### [YOUR OBJECTIVE]
Restate the records so that not a single word differs.

[Dataset rows for apps and sites]
= = = = = = =
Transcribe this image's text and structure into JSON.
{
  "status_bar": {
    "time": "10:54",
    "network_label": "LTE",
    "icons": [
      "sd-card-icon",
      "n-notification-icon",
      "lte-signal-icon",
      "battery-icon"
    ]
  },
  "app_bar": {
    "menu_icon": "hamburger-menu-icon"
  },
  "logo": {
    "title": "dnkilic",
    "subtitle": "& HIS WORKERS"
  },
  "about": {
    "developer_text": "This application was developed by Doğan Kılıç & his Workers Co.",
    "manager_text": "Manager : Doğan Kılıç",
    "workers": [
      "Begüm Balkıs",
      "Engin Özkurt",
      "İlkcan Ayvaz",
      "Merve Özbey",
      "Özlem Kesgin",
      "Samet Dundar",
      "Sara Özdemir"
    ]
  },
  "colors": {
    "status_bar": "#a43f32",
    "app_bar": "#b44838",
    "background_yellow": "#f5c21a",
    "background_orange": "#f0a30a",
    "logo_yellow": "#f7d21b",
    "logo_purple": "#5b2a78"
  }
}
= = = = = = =
### [FINISHED TASK]
Transcribe this image's text and structure into JSON.
{
  "status_bar": {
    "time": "10:54",
    "network_label": "LTE",
    "icons": [
      "sd-card-icon",
      "n-notification-icon",
      "lte-signal-icon",
      "battery-icon"
    ]
  },
  "app_bar": {
    "menu_icon": "hamburger-menu-icon"
  },
  "logo": {
    "title": "dnkilic",
    "subtitle": "& HIS WORKERS"
  },
  "about": {
    "developer_text": "This application was developed by Doğan Kılıç & his Workers Co.",
    "manager_text": "Manager : Doğan Kılıç",
    "workers": [
      "Begüm Balkıs",
      "Engin Özkurt",
      "İlkcan Ayvaz",
      "Merve Özbey",
      "Özlem Kesgin",
      "Samet Dundar",
      "Sara Özdemir"
    ]
  },
  "colors": {
    "status_bar": "#a43f32",
    "app_bar": "#b44838",
    "background_yellow": "#f5c21a",
    "background_orange": "#f0a30a",
    "logo_yellow": "#f7d21b",
    "logo_purple": "#5b2a78"
  }
}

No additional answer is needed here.